Financial support for Indigenous students

Creating a financial plan

Deciding to pursue university studies is exciting, and the Indigenous Student Support Team is glad you have chosen UBC to be a part of it!

Part of preparing for and successfully completing your program is planning for the financial piece of post-secondary education. Creating a financial plan is a way that you can take control of your finances while attending UBC, which can lead to a positive and stress-free experience.

As this can be a new situation for many, there are people at UBC and resources to support you as you navigate your options.

Academic and personal costs

When planning to attend UBC, you may wish to consider the following costs: 

  • Tuition and student fees
  • Books and other classroom material
  • Housing
  • Utilities (cellphone, power and heat)
  • Groceries and meals
  • Entertainment and subscriptions
  • Personal items
  • Child care

Funding resources for Indigenous students

There are many ways to fund your education at UBC. If you are an Indigenous student, you can request funds from several funding sources, depending on your situation.

First Nation, Band or community sponsorship

At UBC, some Indigenous students are eligible to receive support from their band to pay for their post-secondary education, including First Nations communities, Métis Associations, or community organizations like the BC Association of Aboriginal Friendship CentresDepending on your band, they may be able to offer support with tuition and fees, as well as monthly living expenses.

Get in touch with your band early to determine if this is an option for you. Your band must fill out a Sponsorship Billing Agreement before the start of every academic year. Learn more about the Sponsorship Billing process.

Government student loans and grants

Government student loans are offered by every province and territory in Canada, and you apply through your province or territory of residence.

These loans remain interest-free while you are a full-time student. You are also not required to pay this loan back until you’re no longer in full-time studies. It’s the most ideal type of credit or loan for students, if you need to borrow funding to attend post-secondary.
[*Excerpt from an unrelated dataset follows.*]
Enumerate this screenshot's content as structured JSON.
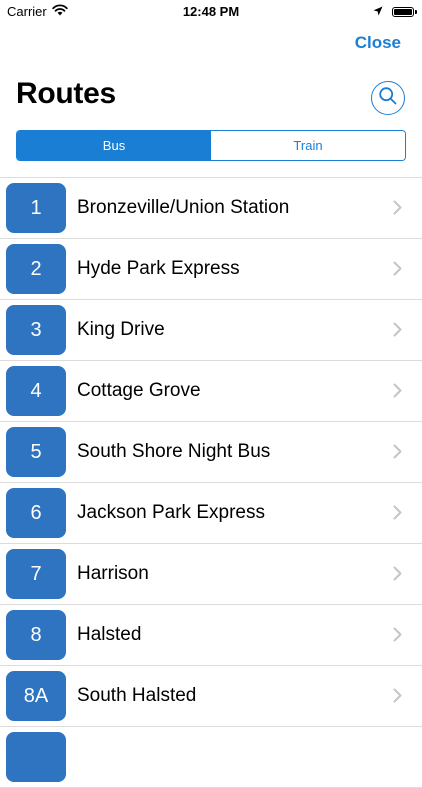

Read about the types of student loans and how you can apply.

When you apply for student loans, you’re also considered for government grant funding, depending on your family size, income, and more. Grants do not have to be paid back and you’re only eligible for them if you apply for government assistance.

Things to consider

  • If you're applying for a student loan in British Columbia, the amount of sponsorship funding you receive will not impact your loan assessment. You are encouraged to apply for both sponsorship funding and student loan funding at the same time.
  • Outside of British Columbia, sponsorship funding may be counted as an asset towards your loan calculation. Please verify this with your Provincial Loan Provider.
  • If you are eligible for and are receiving government student loans, you are also eligible to apply for the UBC Bursary Program. If your application is successful, you do not need to pay back bursary funds.
  • For part-time students, there are specific loan options and grant funding that can cover the cost of tuition, books, and classroom materials.
  • A common way for students to finance their post-secondary course work is through government student loans. That said, it is also quite common for students to have negative opinions and/or fears around the idea of student loans and/or debt in general. Having these ideas and feelings is normal, and the Indigenous Student Support Team is here to discuss your options with you.

UBC scholarships and bursaries for Indigenous students

The university offers many scholarships and awards based on different criteria, including academic standing, involvement in extracurricular activities, or financial need. You may wish to check if you're eligible for the following awards:

You can also use the UBC Award Search Tool to explore the general awards and scholarships by faculty and year level.

Jobs and career resources

UBC offers many job opportunities for students to build work experience and earn money.

Emergency funding

Sometimes, even with the best planning, you may run into a situation that is out of your control and you may need help to manage the problem. When no other financial options are available, you may wish to consider short-term emergency funding to help cover a temporary shortfall due to an unexpected emergency situation.

Contact your Enrolment Services Advisor about the funding. If you do not have an assigned Advisor, please email

If you need help

The Indigenous Student Support and Advising Team in Enrolment Services works closely with other teams on campus, including the following:

How Enrolment Service Advisors can help

From the beginning of your UBC journey until graduation, Enrolment Services Advisors can support you when you need it in the following ways:

  • Creating a financial plan with you
  • Helping you understand the different funding options
  • Developing a scholarship or award application

All undergraduate students have an assigned Enrolment Services Advisor for personalized advising. If you do not have an assigned advisor, you can email the Indigenous Advising Team ( for help.

Book an appointment

If you have an assigned Enrolment Services Advisor, please contact them directly through email or phone. Otherwise, you can email and book a one-on-one advising appointment with a member of the Indigenous Student Support Team.

If you’re a UBC Okanagan student, please contact the UBC Okanagan Indigenous Student Advising Team.

In-person drop-in support

During the academic year, visit the UBC First Nations Longhouse to speak with an Enrolment Services Advisor on the Indigenous Student Support Team on Wednesdays from 12:00 to 2:30 pm.

Meet the Indigenous Student Support Team